Sunday Skaters

(Critical Survey of Contemporary Fiction)

Lamont Prize winner Mary Jo Salter (UNFINISHED PAINTING, 1989) speaks in a subtle voice in SUNDAY SKATERS. The poems are softly spoken, formally crafted, quiet and thoughtful in tone. They can go from dark to playful to witty. Some combine those moods in one piece, as in the opening poem, “What Do Women Want?”
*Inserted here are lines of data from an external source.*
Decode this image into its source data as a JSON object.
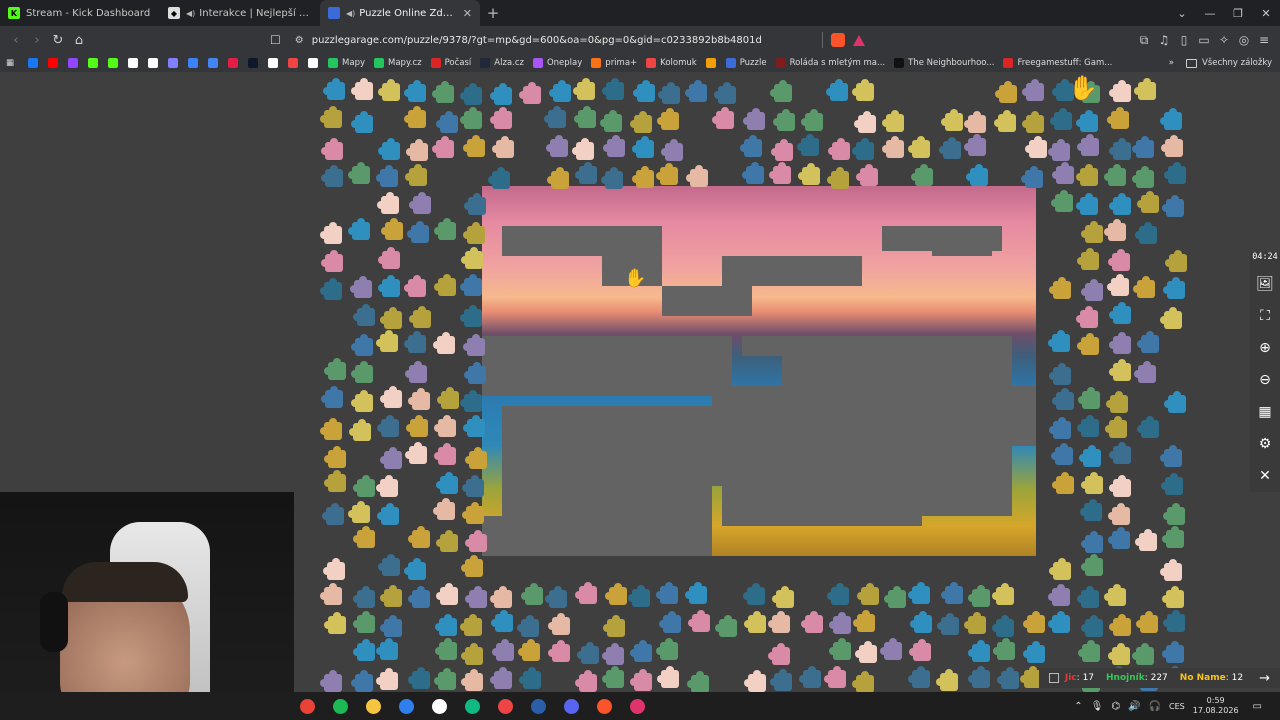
{
  "tabs": [
    {
      "title": "Stream - Kick Dashboard",
      "icon": "kick-icon",
      "color": "#53fc18",
      "active": false
    },
    {
      "title": "Interakce | Nejlepší software pro",
      "icon": "interakce-icon",
      "color": "#dddddd",
      "active": false
    },
    {
      "title": "Puzzle Online Zdarma | Puzzle",
      "icon": "puzzle-icon",
      "color": "#3b6bd8",
      "active": true
    }
  ],
  "url": "puzzlegarage.com/puzzle/9378/?gt=mp&gd=600&oa=0&pg=0&gid=c0233892b8b4801d",
  "bookmarks": [
    {
      "label": "",
      "color": "#1877f2"
    },
    {
      "label": "",
      "color": "#ff0000"
    },
    {
      "label": "",
      "color": "#9146ff"
    },
    {
      "label": "",
      "color": "#53fc18"
    },
    {
      "label": "",
      "color": "#53fc18"
    },
    {
      "label": "",
      "color": "#ffffff"
    },
    {
      "label": "",
      "color": "#ffffff"
    },
    {
      "label": "",
      "color": "#7f7fff"
    },
    {
      "label": "",
      "color": "#3b82f6"
    },
    {
      "label": "",
      "color": "#4285f4"
    },
    {
      "label": "",
      "color": "#e11d48"
    },
    {
      "label": "",
      "color": "#0f172a"
    },
    {
      "label": "",
      "color": "#ffffff"
    },
    {
      "label": "",
      "color": "#ef4444"
    },
    {
      "label": "",
      "color": "#ffffff"
    },
    {
      "label": "Mapy",
      "color": "#22c55e"
    },
    {
      "label": "Mapy.cz",
      "color": "#22c55e"
    },
    {
      "label": "Počasí",
      "color": "#dc2626"
    },
    {
      "label": "Alza.cz",
      "color": "#1f2937"
    },
    {
      "label": "Oneplay",
      "color": "#a855f7"
    },
    {
      "label": "prima+",
      "color": "#f97316"
    },
    {
      "label": "Kolomuk",
      "color": "#ef4444"
    },
    {
      "label": "",
      "color": "#f59e0b"
    },
    {
      "label": "Puzzle",
      "color": "#3b6bd8"
    },
    {
      "label": "Roláda s mletým ma...",
      "color": "#7f1d1d"
    },
    {
      "label": "The Neighbourhoo...",
      "color": "#111111"
    },
    {
      "label": "Freegamestuff: Gam...",
      "color": "#dc2626"
    }
  ],
  "bookmarks_more": "»",
  "bookmarks_all": "Všechny záložky",
  "timer": "04:24",
  "scores": [
    {
      "name": "Jic",
      "value": "17",
      "color": "#e03a3a"
    },
    {
      "name": "Hnojník",
      "value": "227",
      "color": "#34c759"
    },
    {
      "name": "No Name",
      "value": "12",
      "color": "#f5c518"
    }
  ],
  "tray": {
    "lang": "CES",
    "time": "0:59",
    "date": "17.08.2026"
  },
  "taskbar_apps": [
    {
      "name": "chrome-app",
      "color": "#ea4335"
    },
    {
      "name": "spotify-app",
      "color": "#1db954"
    },
    {
      "name": "explorer-app",
      "color": "#f5c542"
    },
    {
      "name": "vscode-app",
      "color": "#2f80ed"
    },
    {
      "name": "app-5",
      "color": "#ffffff"
    },
    {
      "name": "app-6",
      "color": "#10b981"
    },
    {
      "name": "app-7",
      "color": "#ef4444"
    },
    {
      "name": "steam-app",
      "color": "#2a5ea8"
    },
    {
      "name": "discord-app",
      "color": "#5865f2"
    },
    {
      "name": "brave-app",
      "color": "#fb542b"
    },
    {
      "name": "app-11",
      "color": "#e0336b"
    }
  ]
}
The book is divided into four sections. Part 1, “A Benediction,” is about marriage, primarily. A bittersweet toast to “The Twelfth Year” is followed by a narrative complaint on moving and the poem “A Benediction,” a sort of blessing cum warning to young marrieds. Other poems survey an overheard argument in a cafe, or describe a couple’s kiss voyeuristically and ruefully, as if the narrator were remembering some unkept, unspoken promise. Part 2 has poems inspired by Salter’s children, including a lullaby, a lament, a broken collar bone, and the poem “Two Prayers.”

Part 3 is a poetic almanac of the author’s travels in Iceland. It contains this collection’s most beautiful visual passages, as well as the best poem in the book, the dark “Letter from America.” Part 4 comments on Thomas Jefferson’s alleged affair with the Italian Maria Cosway. Salter includes some compassionate ruminations on love and hope conflicting with duty and with age. “Frost at Midnight” presents the poet Robert Frost as a complex and paradoxical personality, and tries to suggest what effect he had on his family.

SUNDAY SKATERS is a warm and forgiving book rather than an impassioned one. Its wisdom is economical and its grace, very exact.